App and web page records
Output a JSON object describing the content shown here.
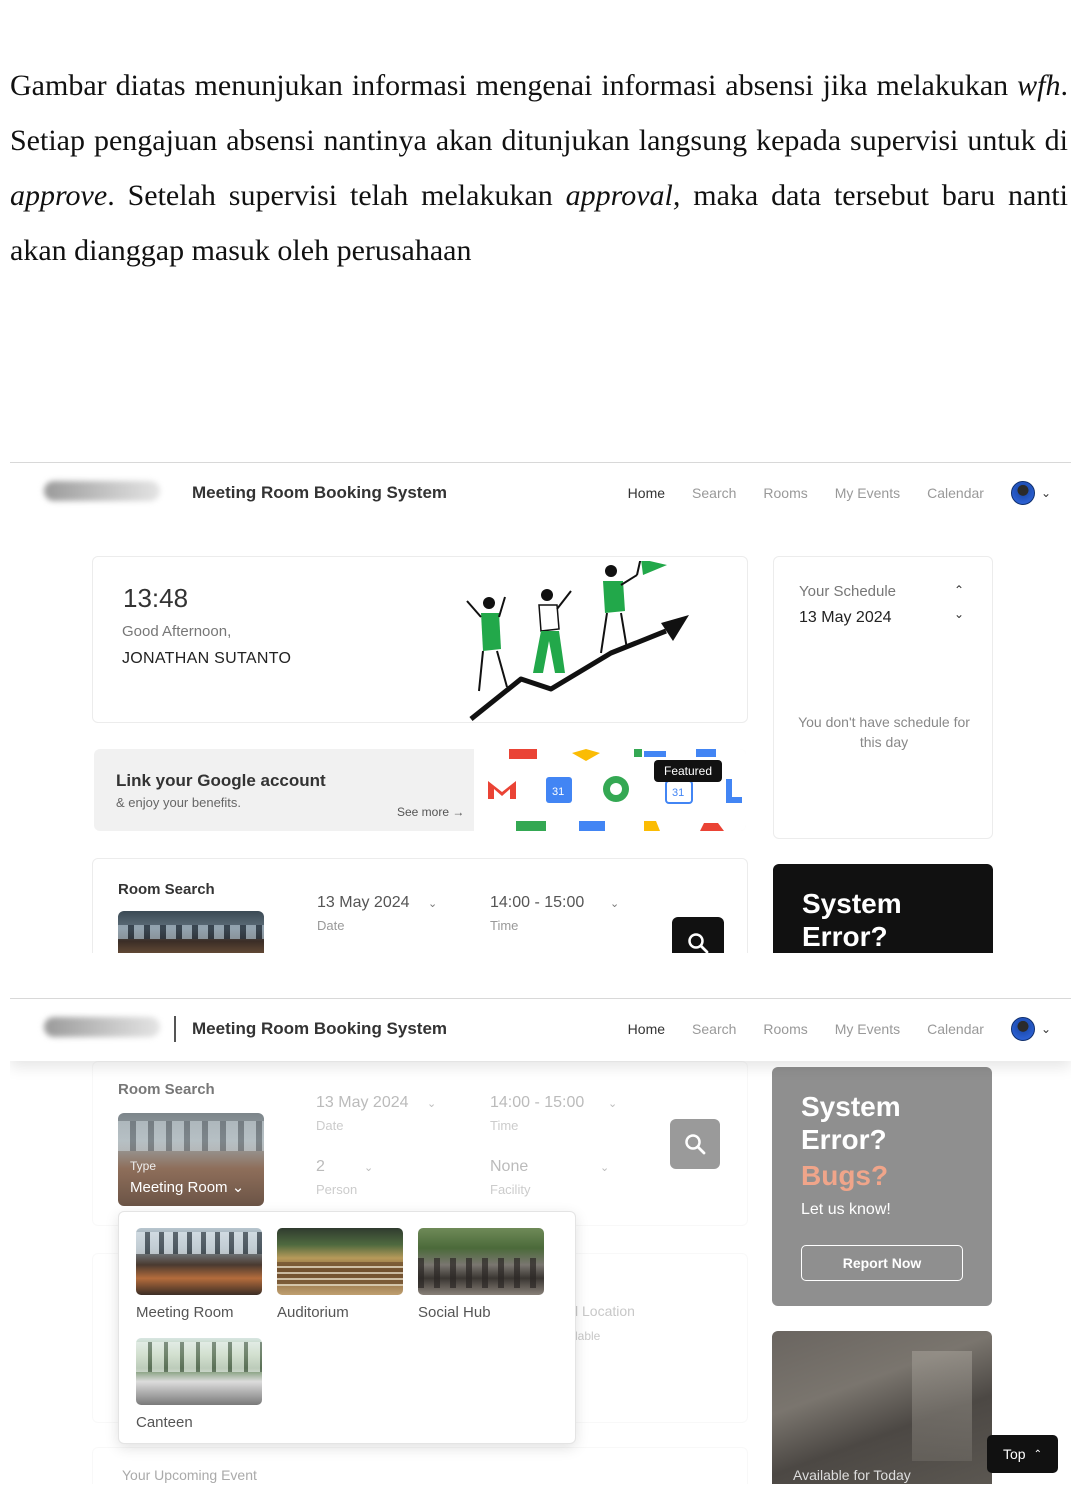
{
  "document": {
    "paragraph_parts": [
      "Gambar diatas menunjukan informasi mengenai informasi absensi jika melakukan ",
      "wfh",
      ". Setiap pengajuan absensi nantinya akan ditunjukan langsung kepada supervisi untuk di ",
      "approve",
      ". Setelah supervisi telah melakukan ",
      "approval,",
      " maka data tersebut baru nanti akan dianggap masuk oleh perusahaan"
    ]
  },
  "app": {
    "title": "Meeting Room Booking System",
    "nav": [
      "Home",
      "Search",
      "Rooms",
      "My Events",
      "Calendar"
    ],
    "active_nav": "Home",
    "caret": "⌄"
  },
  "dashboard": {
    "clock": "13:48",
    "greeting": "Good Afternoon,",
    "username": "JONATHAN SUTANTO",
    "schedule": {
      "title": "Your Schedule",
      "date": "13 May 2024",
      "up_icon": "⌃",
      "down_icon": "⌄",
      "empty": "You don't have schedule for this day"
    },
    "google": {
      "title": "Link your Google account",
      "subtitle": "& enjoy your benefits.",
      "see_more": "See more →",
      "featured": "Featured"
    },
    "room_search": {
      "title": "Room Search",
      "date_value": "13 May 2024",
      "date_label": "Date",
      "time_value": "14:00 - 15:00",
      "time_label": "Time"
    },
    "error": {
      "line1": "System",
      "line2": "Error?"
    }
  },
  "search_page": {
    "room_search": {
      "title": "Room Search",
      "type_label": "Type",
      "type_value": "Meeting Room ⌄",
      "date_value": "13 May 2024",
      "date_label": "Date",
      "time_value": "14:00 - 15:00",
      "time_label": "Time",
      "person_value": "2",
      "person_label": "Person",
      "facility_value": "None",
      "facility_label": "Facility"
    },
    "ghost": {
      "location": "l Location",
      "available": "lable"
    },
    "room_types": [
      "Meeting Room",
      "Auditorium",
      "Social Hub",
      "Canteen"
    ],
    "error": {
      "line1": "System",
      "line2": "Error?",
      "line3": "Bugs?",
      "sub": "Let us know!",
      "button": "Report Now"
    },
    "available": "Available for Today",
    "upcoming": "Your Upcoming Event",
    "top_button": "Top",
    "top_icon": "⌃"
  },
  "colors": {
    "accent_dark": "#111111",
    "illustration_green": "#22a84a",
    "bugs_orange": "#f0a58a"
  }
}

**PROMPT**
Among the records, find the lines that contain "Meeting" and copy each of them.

**OUTPUT FOR THIS EXERCISE**
    "title": "Meeting Room Booking System",
      "type_value": "Meeting Room ⌄",
      "Meeting Room",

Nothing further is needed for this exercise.